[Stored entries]
○ ○ ○ ○ ○
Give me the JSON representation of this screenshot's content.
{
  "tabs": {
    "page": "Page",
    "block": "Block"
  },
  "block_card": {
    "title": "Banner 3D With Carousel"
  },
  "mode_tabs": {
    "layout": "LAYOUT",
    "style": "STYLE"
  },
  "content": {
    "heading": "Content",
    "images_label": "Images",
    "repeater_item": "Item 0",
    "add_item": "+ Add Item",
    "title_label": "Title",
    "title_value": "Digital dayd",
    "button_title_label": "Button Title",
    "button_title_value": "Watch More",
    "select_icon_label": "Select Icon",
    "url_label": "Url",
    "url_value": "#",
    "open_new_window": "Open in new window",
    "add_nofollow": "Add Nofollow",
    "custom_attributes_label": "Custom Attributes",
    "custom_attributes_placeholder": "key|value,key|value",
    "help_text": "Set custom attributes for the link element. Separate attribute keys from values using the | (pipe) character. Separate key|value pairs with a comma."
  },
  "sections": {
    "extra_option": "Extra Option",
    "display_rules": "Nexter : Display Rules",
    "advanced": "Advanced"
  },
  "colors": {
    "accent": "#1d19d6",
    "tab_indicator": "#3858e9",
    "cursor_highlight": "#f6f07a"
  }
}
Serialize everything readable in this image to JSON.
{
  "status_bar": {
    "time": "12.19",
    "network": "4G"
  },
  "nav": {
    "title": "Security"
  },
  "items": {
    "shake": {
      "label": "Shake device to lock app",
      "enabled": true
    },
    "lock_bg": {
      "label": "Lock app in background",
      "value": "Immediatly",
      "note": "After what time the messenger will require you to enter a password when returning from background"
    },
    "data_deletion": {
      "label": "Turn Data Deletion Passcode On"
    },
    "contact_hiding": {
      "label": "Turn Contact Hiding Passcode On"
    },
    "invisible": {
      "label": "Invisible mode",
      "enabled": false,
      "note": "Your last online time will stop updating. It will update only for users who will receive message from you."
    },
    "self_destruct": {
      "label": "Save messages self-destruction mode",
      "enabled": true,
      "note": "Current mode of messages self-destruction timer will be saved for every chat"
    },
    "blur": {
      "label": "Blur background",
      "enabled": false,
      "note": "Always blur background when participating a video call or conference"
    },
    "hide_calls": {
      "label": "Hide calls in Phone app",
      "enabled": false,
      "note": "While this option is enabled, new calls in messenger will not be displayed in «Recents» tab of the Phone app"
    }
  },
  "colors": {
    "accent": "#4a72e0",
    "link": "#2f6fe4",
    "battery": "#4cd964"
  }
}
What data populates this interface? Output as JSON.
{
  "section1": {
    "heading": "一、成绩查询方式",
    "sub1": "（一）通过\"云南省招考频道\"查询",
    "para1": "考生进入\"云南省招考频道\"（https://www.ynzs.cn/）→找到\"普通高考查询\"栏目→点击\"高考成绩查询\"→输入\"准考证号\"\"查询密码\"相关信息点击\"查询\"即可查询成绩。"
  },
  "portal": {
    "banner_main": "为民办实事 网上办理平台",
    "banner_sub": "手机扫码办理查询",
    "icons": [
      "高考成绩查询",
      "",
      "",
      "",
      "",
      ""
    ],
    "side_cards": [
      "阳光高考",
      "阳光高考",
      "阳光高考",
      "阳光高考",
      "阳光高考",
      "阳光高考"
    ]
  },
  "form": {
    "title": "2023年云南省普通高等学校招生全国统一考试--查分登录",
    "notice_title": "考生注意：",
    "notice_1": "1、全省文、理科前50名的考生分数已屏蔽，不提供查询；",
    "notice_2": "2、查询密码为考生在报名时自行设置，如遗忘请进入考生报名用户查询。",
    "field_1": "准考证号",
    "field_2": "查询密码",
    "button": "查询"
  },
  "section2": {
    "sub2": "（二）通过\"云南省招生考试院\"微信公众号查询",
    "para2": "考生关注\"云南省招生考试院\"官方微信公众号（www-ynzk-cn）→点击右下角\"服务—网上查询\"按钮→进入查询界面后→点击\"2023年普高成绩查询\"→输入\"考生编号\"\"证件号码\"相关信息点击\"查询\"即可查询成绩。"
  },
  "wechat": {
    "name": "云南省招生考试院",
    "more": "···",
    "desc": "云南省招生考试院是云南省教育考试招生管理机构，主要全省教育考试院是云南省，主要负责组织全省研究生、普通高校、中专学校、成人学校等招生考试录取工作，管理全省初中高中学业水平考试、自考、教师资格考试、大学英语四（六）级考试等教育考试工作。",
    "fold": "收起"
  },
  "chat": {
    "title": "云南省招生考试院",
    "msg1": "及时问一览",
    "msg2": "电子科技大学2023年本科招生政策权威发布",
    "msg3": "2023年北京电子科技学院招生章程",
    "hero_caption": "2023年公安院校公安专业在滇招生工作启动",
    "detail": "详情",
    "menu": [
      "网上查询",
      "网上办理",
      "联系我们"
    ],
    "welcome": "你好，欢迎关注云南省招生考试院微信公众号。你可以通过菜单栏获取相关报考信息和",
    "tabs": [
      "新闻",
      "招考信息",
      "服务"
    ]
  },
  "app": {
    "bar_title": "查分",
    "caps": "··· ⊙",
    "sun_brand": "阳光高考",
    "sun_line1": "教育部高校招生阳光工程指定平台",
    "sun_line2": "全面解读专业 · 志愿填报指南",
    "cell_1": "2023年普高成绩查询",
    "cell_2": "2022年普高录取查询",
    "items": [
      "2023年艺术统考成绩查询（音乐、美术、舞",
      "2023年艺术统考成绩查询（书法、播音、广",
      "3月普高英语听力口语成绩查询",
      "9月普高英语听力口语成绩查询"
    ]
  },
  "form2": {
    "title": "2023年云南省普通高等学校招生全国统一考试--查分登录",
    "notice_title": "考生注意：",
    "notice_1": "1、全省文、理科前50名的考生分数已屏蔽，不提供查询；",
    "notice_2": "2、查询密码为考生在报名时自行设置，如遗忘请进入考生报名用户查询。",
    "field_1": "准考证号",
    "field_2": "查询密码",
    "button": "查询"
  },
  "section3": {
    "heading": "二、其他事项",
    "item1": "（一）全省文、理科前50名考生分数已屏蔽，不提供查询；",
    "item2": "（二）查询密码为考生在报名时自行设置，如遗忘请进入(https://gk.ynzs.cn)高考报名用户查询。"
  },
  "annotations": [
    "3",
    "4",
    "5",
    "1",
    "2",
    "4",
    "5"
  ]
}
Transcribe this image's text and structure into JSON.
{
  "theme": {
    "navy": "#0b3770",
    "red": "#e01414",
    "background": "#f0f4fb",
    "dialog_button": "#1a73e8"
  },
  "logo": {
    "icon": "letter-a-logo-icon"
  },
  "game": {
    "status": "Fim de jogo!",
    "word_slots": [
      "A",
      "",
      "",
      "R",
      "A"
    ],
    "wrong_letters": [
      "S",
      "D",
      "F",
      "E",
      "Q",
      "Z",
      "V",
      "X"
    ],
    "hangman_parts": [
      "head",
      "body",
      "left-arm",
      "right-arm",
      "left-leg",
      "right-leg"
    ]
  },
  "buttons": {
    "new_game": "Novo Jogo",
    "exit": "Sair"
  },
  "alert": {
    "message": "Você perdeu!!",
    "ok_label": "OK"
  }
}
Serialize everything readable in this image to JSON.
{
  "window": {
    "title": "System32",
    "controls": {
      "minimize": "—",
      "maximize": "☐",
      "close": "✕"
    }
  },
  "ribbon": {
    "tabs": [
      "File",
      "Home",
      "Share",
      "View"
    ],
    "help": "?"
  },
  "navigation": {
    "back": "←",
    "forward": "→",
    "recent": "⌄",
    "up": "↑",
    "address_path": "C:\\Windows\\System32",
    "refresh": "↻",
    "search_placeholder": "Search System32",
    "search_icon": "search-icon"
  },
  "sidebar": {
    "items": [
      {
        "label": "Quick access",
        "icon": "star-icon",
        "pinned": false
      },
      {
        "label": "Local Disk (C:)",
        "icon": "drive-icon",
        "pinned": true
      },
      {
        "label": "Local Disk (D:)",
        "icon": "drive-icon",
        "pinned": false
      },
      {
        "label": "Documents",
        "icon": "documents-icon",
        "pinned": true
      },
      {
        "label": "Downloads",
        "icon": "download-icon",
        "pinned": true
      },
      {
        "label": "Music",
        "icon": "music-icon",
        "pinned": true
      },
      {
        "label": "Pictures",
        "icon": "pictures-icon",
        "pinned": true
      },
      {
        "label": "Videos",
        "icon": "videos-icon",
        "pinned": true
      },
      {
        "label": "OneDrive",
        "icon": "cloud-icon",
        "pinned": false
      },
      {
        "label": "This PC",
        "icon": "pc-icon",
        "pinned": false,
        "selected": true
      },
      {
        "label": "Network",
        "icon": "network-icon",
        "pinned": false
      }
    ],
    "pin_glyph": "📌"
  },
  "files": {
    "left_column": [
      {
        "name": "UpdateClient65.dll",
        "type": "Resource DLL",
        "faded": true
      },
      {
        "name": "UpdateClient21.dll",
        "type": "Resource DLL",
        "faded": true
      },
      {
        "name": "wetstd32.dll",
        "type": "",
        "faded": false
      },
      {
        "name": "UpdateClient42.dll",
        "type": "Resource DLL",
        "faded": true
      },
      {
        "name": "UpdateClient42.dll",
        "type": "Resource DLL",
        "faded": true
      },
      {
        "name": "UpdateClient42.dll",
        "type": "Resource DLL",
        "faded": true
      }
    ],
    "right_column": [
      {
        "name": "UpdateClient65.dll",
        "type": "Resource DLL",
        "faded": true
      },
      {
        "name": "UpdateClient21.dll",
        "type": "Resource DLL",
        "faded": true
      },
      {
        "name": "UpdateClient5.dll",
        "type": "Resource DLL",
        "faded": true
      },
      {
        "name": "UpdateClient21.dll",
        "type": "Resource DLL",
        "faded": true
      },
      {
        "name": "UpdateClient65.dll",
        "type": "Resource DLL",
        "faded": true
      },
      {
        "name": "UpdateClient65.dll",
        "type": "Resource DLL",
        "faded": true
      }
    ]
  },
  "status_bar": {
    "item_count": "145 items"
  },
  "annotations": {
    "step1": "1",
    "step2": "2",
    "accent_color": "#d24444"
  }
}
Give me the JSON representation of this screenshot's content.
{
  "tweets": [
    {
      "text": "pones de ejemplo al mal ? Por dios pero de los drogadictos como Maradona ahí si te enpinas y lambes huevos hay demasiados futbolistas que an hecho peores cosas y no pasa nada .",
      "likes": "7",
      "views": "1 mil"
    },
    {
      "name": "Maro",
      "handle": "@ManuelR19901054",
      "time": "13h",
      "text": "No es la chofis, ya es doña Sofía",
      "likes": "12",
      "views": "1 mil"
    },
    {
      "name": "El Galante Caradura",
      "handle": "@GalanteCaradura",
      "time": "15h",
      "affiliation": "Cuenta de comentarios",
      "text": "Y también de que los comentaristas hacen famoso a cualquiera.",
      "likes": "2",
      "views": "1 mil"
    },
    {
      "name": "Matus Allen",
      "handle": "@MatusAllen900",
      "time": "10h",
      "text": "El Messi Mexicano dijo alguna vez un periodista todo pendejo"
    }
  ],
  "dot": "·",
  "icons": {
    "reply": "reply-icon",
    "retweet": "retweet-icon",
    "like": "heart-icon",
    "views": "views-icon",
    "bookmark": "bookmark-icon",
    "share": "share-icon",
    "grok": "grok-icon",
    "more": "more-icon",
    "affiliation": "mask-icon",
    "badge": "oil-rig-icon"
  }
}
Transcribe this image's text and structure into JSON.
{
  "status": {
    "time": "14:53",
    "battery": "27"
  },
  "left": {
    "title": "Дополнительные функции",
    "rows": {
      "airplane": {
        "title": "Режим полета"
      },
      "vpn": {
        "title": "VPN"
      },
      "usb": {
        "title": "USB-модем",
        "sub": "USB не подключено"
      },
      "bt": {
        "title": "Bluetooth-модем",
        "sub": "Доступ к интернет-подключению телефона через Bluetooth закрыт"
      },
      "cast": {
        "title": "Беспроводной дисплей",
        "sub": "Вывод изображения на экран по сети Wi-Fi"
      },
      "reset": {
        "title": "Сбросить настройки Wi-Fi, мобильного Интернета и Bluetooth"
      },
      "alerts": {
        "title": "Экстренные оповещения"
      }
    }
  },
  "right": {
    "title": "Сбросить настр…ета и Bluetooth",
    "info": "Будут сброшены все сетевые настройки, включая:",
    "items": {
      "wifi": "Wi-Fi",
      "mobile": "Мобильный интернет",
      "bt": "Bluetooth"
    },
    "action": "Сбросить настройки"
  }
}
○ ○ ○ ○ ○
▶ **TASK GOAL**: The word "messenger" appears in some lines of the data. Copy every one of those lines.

▶ **OUTPUT OF THE EXERCISE**:
      "note": "After what time the messenger will require you to enter a password when returning from background"
      "note": "While this option is enabled, new calls in messenger will not be displayed in «Recents» tab of the Phone app"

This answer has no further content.